MRI might be one of the oldest imaging modalities, but it is far from a staid technology. Combinations of imaging techniques serve to heighten the utility of MRI and lead to new discoveries. Witness the number of studies in Chicago that feature multiparametric MRI for applications ranging from cardiology to neurology.
MRI also helps researchers delve deep into the brains of Alzheimer's patients and people with mild cognitive impairment to see where these conditions manifest. The modality also has provided crucial information on how concussions and traumatic brain injuries represent a potential link to degenerative neurological disorders such as chronic traumatic encephalopathy (CTE), even holding the promise of diagnosing CTE while a patient is still alive instead of at autopsy.
Beyond the traditional clinical setting, functional MRI (fMRI) offers a window to addictive behavioral patterns, such as substance abuse, as well as delving into the reasons why we laugh, feel hunger, and even crave a beer.
MRI's influence is expanding in cancer, where biomarkers to characterize tumors, assess response to the appropriate therapy, and help predict subsequent survival could benefit patients with uterine cervix, endometrial, and breast cancers, as well as colorectal liver metastases.
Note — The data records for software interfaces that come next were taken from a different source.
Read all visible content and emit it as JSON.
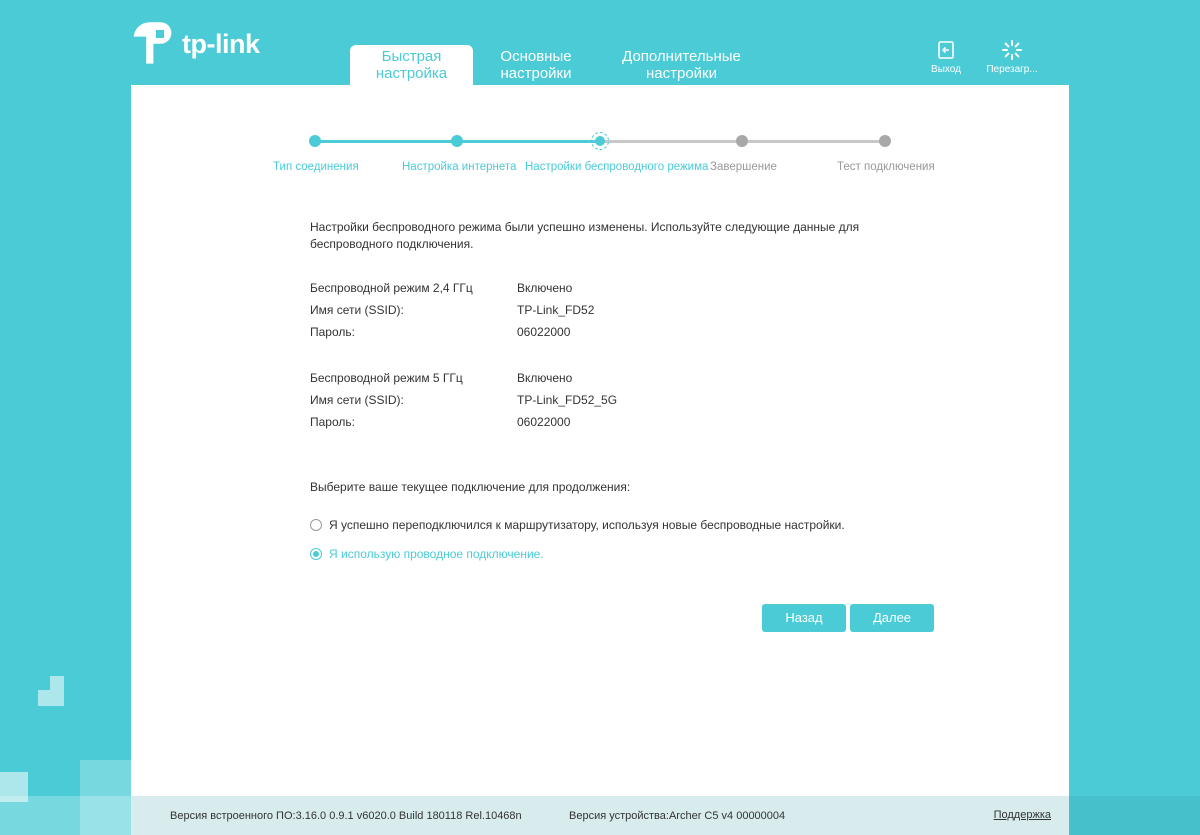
{
  "brand": {
    "name": "tp-link"
  },
  "tabs": [
    {
      "label": "Быстрая настройка",
      "active": true
    },
    {
      "label": "Основные настройки",
      "active": false
    },
    {
      "label": "Дополнительные настройки",
      "active": false
    }
  ],
  "actions": {
    "logout": "Выход",
    "reboot": "Перезагр..."
  },
  "steps": [
    {
      "label": "Тип соединения",
      "state": "done"
    },
    {
      "label": "Настройка интернета",
      "state": "done"
    },
    {
      "label": "Настройки беспроводного режима",
      "state": "current"
    },
    {
      "label": "Завершение",
      "state": "todo"
    },
    {
      "label": "Тест подключения",
      "state": "todo"
    }
  ],
  "content": {
    "intro": "Настройки беспроводного режима были успешно изменены. Используйте следующие данные для беспроводного подключения.",
    "band24": {
      "mode_label": "Беспроводной режим 2,4 ГГц",
      "mode_value": "Включено",
      "ssid_label": "Имя сети (SSID):",
      "ssid_value": "TP-Link_FD52",
      "pass_label": "Пароль:",
      "pass_value": "06022000"
    },
    "band5": {
      "mode_label": "Беспроводной режим 5 ГГц",
      "mode_value": "Включено",
      "ssid_label": "Имя сети (SSID):",
      "ssid_value": "TP-Link_FD52_5G",
      "pass_label": "Пароль:",
      "pass_value": "06022000"
    },
    "prompt": "Выберите ваше текущее подключение для продолжения:",
    "options": [
      {
        "label": "Я успешно переподключился к маршрутизатору, используя новые беспроводные настройки.",
        "checked": false
      },
      {
        "label": "Я использую проводное подключение.",
        "checked": true
      }
    ],
    "back": "Назад",
    "next": "Далее"
  },
  "footer": {
    "firmware": "Версия встроенного ПО:3.16.0 0.9.1 v6020.0 Build 180118 Rel.10468n",
    "hardware": "Версия устройства:Archer C5 v4 00000004",
    "support": "Поддержка"
  },
  "colors": {
    "accent": "#4acbd6",
    "inactive": "#a8a8a8"
  }
}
Certain MRI biomarkers also are expected to help quantify and evaluate pulmonary vascular disease and aid in the diagnosis of diabetes mellitus.
The pairing of MRI with PET remains attractive to researchers who use the hybrid modality to investigate clinical applications that traditionally have been the domain of PET and PET/CT. Reduced radiation exposure from MRI, compared with CT, is an obvious benefit to patients, especially those facing multiple scans. PET/MRI, however, still must overcome the not-so-subtle challenges of its hefty purchase price and operating costs, as well as longer scan times.
Always in the background of any contrast-based MRI procedure is the issue of gadolinium-based contrast agents. Recent studies have struck both cautionary and conciliatory chords by debating to what degree clinicians should be concerned about minute traces of gadolinium in brain tissue many years after administration. Even with these concerns, the ultimate decision is balancing the benefit against the risk for the patient.
Of course, the best way to learn about current and future trends in MRI is to visit RSNA 2016. A complete rundown on all scheduled presentations, abstracts, posters, refresher courses, and educational forums is available here.
But, first, peruse the list of the scientific sessions below with comments from the presenters on how their findings could affect your radiology practice.